From a business perspective we propose that a clear and ambitious programme of focused tax incentives to take on board the potential risk of failure would help to fuel growth of British businesses and create jobs in the years ahead. The ensuing economic expansion would thereby generate additional tax revenue to pay for public services while avoiding the need for wholesale tax rises.
Levels of private sector investment in the UK have been low in comparison with other developed economies for some time, dating back to the global financial crisis of 2008. As we emerge from the pandemic in a post-Brexit world that business is still adjusting to, it feels more important than ever that the shackles holding back business investment, and in turn growth are released.
A June 2020 report for The Centre for Policy Studies, that was led by former Chancellor Sajid Javid, recommended that the government should ‘commission a system-wide review of the UK tax system…with a view to delivering a moderate increase in revenue over the medium-term through improved incentives and higher growth’.
He went on to suggest a number of initiatives, including an unlimited Annual Investment Allowance (AIA) that allows firms and sole traders to write-off investment on machinery each year. Currently capped at £1 million per year, this allowance will revert back to £200,000 per year from 1st January 2022, which is surely a move in the wrong direction, and a step which will just discourage investment by businesses in the future.

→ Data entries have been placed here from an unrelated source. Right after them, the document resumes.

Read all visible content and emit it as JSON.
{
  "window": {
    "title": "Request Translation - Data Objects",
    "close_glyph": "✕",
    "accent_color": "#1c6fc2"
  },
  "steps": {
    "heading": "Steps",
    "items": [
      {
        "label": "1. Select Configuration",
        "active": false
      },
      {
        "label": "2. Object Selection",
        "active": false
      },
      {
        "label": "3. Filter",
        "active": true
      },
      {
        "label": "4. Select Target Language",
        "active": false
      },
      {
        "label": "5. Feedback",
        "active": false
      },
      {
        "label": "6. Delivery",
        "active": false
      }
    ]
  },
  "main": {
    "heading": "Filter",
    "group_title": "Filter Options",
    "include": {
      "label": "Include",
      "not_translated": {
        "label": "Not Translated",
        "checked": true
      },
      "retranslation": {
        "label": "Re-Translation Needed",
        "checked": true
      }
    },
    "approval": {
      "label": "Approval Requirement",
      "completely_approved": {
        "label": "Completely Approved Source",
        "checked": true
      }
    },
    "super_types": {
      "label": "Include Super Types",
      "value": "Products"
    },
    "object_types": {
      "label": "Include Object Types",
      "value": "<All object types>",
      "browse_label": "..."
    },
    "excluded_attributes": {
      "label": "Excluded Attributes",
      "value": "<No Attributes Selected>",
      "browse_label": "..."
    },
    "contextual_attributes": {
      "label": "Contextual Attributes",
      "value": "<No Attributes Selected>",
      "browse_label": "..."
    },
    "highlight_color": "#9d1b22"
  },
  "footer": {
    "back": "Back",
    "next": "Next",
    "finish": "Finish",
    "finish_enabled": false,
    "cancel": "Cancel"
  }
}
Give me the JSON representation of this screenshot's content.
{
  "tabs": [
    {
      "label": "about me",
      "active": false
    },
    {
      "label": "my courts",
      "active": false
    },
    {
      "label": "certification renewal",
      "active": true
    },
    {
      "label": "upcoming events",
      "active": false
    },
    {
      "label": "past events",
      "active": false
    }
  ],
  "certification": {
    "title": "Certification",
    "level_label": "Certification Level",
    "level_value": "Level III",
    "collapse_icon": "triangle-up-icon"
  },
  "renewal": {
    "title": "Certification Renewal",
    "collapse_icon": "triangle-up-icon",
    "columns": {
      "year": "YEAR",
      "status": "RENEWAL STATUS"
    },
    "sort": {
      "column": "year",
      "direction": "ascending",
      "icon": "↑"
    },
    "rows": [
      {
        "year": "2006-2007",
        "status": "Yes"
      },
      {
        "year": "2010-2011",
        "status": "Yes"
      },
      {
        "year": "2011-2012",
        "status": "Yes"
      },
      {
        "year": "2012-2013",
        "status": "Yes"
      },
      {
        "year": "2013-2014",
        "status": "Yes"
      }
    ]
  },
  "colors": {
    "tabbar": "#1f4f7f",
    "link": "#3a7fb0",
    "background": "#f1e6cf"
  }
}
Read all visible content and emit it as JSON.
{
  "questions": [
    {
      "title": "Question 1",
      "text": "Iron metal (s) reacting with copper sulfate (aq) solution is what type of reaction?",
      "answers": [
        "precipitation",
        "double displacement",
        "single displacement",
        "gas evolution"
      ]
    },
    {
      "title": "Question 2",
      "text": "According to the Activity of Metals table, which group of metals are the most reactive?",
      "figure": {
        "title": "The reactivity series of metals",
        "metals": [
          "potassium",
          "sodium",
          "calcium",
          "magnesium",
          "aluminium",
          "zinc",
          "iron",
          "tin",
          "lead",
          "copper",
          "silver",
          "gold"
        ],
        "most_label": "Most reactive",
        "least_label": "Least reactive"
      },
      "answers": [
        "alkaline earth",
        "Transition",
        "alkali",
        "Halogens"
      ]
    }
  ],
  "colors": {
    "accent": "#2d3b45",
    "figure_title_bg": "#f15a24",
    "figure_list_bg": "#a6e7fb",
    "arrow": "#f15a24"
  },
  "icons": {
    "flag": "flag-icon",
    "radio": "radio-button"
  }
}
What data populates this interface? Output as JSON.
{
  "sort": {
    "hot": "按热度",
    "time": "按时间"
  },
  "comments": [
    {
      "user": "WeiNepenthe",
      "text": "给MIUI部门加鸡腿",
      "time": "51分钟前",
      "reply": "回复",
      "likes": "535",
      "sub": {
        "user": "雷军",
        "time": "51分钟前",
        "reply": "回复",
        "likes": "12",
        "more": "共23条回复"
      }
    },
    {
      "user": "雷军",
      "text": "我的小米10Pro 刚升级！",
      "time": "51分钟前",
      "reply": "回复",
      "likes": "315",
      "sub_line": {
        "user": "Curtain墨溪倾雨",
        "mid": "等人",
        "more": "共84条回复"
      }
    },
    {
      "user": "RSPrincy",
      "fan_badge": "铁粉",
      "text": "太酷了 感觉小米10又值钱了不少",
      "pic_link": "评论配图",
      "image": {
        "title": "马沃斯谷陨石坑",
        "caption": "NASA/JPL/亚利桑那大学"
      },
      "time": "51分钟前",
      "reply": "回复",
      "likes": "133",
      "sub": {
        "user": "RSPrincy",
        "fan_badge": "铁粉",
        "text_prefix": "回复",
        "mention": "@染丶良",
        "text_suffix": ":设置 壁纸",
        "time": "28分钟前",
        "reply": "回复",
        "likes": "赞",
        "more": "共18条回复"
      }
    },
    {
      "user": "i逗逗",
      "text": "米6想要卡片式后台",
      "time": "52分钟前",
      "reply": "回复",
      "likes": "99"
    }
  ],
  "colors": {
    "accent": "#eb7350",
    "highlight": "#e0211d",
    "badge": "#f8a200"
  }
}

A full review of the tax system makes sense if done with a firm eye on driving business growth and creating jobs. Smart decisions can then be made on the likes of Entrepreneurs’ Relief and Capital Gains Tax which actually incentivise business owners, to tip the risk-reward balance in favour of ‘having a go’, with the resultant likely higher tax revenue to be to the ultimate benefit of the entire UK.
• Celebrating business - Finally, can we get better – and quicker – at celebrating business champions and successes? The traditional method of doing so in this country is of course via the honours system. Whilst this does have great merit, surely we can find better ways to recognise more specifically and celebrate publicly our brilliant entrepreneurs and wealth creators earlier in their careers?
Take Ben Francis, the founder and now CEO of West Midlands-based Gymshark, for example. He is only 29, but less than ten years after founding the company now sees it employing over 550 people, valued at over $1 billion, and regarded as a Unicorn business.
What a great example for other aspiring entrepreneurs to follow and this is clearly somebody to be celebrated now while his is in the midst of building the business rather than in years to come. After all, a good coach doesn’t encourage and motivate his team after the game has ended.
The world is indeed moving faster than ever, and we absolutely agree with the Prime Minister’s assessment that the country therefore also needs to move faster if we are to keep up with it.
More than that, and as we have hopefully made clear in this series of articles containing a number of ideas to help stimulate debate, we feel an imperative to be increasingly nimble and agile in our thinking and practices. That way, rather than being smothered, surely the ‘Invisible Hand’ of enterprise remains appropriately unshackled to continue playing its part in our society as a whole?
For more information, please contact Paul Faulkner at firstname.lastname@example.org